It’s said that the surgeon who has no complications is a surgeon who doesn’t operate. From every procedure that doesn’t go as well as you expect you learn what to do and what not to do the next time. We learn every day from our patients, and one of the key things that you gain from the research is it helps you identify with clarity which patients are more likely to be susceptible to successful outcomes.
If you could give your younger self one piece of advice, what would it be?
I think the one thing I would say to my younger self is to be prepared for challenges that will come your way as you move along, especially in your career. However, I’d also say to that person, everything that you’ve done is important and will become useful. All these years after I did my grad school and medical school, I can still say that all of that knowledge and all of that training is useful every day. So definitely the biggest advice I’d give to my younger self is do what you’re doing and know that even stuff that doesn’t look like it’s useful now will be useful later.
What profession did you want to be when you were a kid?
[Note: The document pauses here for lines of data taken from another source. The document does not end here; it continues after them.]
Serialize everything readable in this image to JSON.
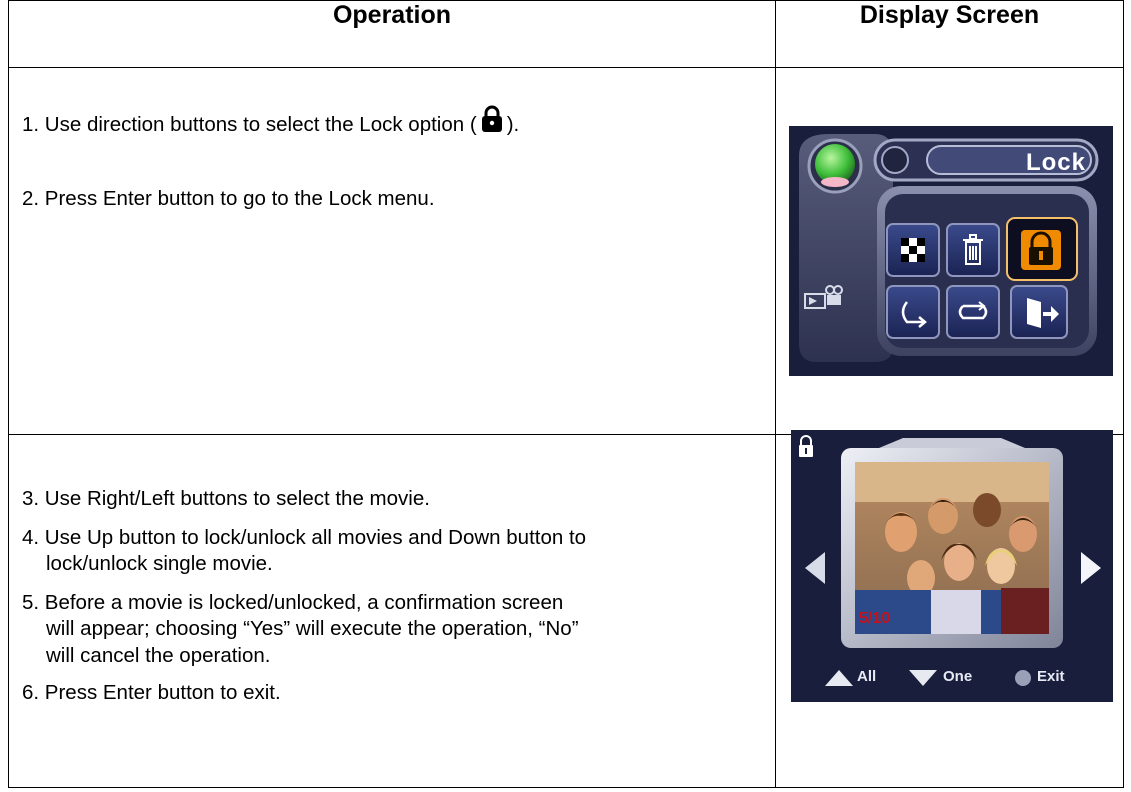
{
  "table": {
    "header_operation": "Operation",
    "header_display": "Display Screen"
  },
  "row1": {
    "step1_before": "1. Use direction buttons to select the Lock option (",
    "step1_after": ").",
    "step2": "2. Press Enter button to go to the Lock menu."
  },
  "row2": {
    "step3": "3. Use Right/Left buttons to select the movie.",
    "step4_l1": "4. Use Up button to lock/unlock all movies and Down button to",
    "step4_l2": "lock/unlock single movie.",
    "step5_l1": "5. Before a movie is locked/unlocked, a confirmation screen",
    "step5_l2": "will appear; choosing “Yes” will execute the operation, “No”",
    "step5_l3": "will cancel the operation.",
    "step6": "6. Press Enter button to exit."
  },
  "screen1": {
    "menu_title": "Lock",
    "icons": [
      "mosaic-icon",
      "trash-icon",
      "lock-icon",
      "rotate-icon",
      "loop-icon",
      "exit-icon"
    ]
  },
  "screen2": {
    "counter": "5/10",
    "hint_all": "All",
    "hint_one": "One",
    "hint_exit": "Exit"
  },
  "colors": {
    "screen_bg": "#1a1e3d",
    "selected_orange": "#f08a00",
    "panel_steel": "#5b6283"
  }
}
Growing up, I wanted to design cars because I’m interested in form and function, molding and changing the structure and form of things. In high school, I came to realize that I liked biology a whole lot more than math or physics. My passion for creating and working with my hands translates directly to my work in reconstructive surgery in what I do now; only I don’t design cars, I design ways to fix malformations or cosmetic maladies.
If you could pick the brain of someone alive or dead, who would it be?
I would love the chance to sit down and speak with Nelson Mandela, (the South African anti-apartheid revolutionary, political leader, and philanthropist who served as President of South Africa from 1994 to 1999). He made several life choices that were very difficult. There’s insight in pretty much his whole life story, especially the decisions he made in the last 20 years of his life. I want to get an idea as to what his thought process was; coming out of jail, running his country, making sure that he continued the pattern of growth for his country. When someone puts you in jail for 27 years, it’s unusual that when you come out, you don’t have emotional baggage. I think that’s something that lots of leaders cannot do. Someone like myself, interested in leadership, it would be an amazing experience to speak with him.
So what is your interest in Global Surgery?
So my interest in Global Surgery is two-fold. First, of course, is to provide care in some of these areas that don’t have specialists where people may not be able to access the same kind of reconstruction that we can offer here. The second thing is in line with my interest in biodesign Innovation, to focus on methods and devices that allow surgeons and doctors in those places to leapfrog the problems that they encounter there and at cheaper costs than their health system can afford to provide similar procedures.
For more information check out Dr. Ogunleye’s profile.